The Conference of Board of Canada says smoking is responsible for a “devastating health burden” that highlights the need for the government to toughen its efforts to cut the use of tobacco. Using figures from 2012, the board’s study found that smoking causes more than 45,000 deaths a year. That is almost one in five of all deaths in Canada.
‘This is enormous’
It also found that smoking causes $6.5 billion in direct health care costs and $16.2 billion in total economic costs including health care. “This is enormous,” says Rob Cunningham, a senior policy analyst at the Canadian Cancer Society. “It really creates the rationale for Health Minister Ginette Petitpas to really strengthen the Federal Tobacco Control Strategy that expires in March 2018.
“Canada can be and should be the world leader in tobacco control, as we have been in the past.”Listen
‘We need to do far more’
Cunningham says the strategy’s budget is underfunded. “We need to do far more in terms of youth prevention, smoking cessation, better policies. We need to ensure that plain packaging goes forward and is adopted as quickly as possible.
“We hope that these new numbers, as horrific as they are, can further make the case for that new federal strategy to be as strong as possible.”

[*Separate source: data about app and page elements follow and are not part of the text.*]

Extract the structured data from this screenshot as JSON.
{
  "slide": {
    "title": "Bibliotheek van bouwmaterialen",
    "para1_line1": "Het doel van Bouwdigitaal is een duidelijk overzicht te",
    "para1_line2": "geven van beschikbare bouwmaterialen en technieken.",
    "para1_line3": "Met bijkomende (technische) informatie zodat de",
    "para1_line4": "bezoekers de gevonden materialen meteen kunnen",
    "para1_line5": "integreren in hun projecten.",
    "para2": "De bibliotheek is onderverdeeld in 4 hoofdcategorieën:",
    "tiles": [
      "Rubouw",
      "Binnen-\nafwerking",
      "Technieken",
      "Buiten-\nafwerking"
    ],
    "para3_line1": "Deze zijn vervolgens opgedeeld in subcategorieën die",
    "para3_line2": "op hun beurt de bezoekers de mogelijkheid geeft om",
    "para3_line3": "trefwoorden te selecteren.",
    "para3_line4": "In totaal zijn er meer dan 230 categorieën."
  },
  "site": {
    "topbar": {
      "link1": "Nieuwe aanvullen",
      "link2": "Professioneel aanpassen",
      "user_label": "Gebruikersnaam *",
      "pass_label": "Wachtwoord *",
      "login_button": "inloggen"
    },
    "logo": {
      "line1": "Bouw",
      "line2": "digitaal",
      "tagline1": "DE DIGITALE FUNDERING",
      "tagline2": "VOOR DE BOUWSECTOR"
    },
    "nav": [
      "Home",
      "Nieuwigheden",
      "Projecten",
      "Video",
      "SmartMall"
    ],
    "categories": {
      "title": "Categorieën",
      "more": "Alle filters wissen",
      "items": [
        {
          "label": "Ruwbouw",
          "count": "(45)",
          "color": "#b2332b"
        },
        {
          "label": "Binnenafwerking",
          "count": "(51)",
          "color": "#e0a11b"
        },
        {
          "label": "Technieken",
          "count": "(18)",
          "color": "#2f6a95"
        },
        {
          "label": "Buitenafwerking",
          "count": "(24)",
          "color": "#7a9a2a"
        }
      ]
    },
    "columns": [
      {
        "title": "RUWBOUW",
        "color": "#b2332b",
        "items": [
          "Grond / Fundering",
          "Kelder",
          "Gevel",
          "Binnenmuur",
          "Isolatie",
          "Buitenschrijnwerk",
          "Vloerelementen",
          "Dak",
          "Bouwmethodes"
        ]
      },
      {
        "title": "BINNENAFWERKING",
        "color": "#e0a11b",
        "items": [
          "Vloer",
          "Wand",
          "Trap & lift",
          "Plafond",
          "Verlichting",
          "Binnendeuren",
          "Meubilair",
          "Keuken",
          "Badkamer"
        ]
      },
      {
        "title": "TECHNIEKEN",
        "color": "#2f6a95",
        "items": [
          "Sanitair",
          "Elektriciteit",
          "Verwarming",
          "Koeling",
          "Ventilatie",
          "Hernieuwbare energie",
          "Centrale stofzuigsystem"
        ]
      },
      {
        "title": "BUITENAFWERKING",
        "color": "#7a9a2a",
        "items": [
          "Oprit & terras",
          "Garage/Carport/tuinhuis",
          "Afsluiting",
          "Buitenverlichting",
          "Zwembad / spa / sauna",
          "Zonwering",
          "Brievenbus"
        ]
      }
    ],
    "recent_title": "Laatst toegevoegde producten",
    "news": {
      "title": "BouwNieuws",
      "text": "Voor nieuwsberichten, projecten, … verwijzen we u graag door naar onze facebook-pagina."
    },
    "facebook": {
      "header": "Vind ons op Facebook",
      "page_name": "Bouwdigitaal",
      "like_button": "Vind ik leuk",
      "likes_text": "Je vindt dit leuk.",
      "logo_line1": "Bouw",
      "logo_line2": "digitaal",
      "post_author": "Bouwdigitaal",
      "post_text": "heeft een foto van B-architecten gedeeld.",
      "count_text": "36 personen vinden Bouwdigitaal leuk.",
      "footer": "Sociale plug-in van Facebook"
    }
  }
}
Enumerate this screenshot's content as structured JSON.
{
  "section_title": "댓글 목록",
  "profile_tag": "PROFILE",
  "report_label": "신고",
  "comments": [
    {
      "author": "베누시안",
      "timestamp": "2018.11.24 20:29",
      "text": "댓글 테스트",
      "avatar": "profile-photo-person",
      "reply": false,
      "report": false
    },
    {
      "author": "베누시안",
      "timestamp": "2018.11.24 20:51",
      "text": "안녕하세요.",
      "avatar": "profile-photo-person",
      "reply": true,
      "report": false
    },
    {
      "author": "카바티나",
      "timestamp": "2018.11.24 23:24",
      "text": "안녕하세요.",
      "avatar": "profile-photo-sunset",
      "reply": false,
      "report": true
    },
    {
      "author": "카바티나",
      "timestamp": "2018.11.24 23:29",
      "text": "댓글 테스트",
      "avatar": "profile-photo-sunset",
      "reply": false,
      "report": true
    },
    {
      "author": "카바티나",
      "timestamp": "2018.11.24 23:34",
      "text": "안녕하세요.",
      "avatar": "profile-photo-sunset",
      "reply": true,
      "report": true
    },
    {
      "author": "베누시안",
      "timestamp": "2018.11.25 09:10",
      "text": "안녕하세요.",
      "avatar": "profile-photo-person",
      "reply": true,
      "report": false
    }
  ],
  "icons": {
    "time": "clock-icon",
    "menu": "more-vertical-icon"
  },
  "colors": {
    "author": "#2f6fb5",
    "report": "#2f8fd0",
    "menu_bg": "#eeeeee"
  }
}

Based on government statistics, more than 3.9 million Canadians were smokers in 2015, and of them, 2.8 million said they smoked daily. Almost one-fifth of grades six to 12 students (12-18 year old) had tried smoking cigarettes in 2014-15.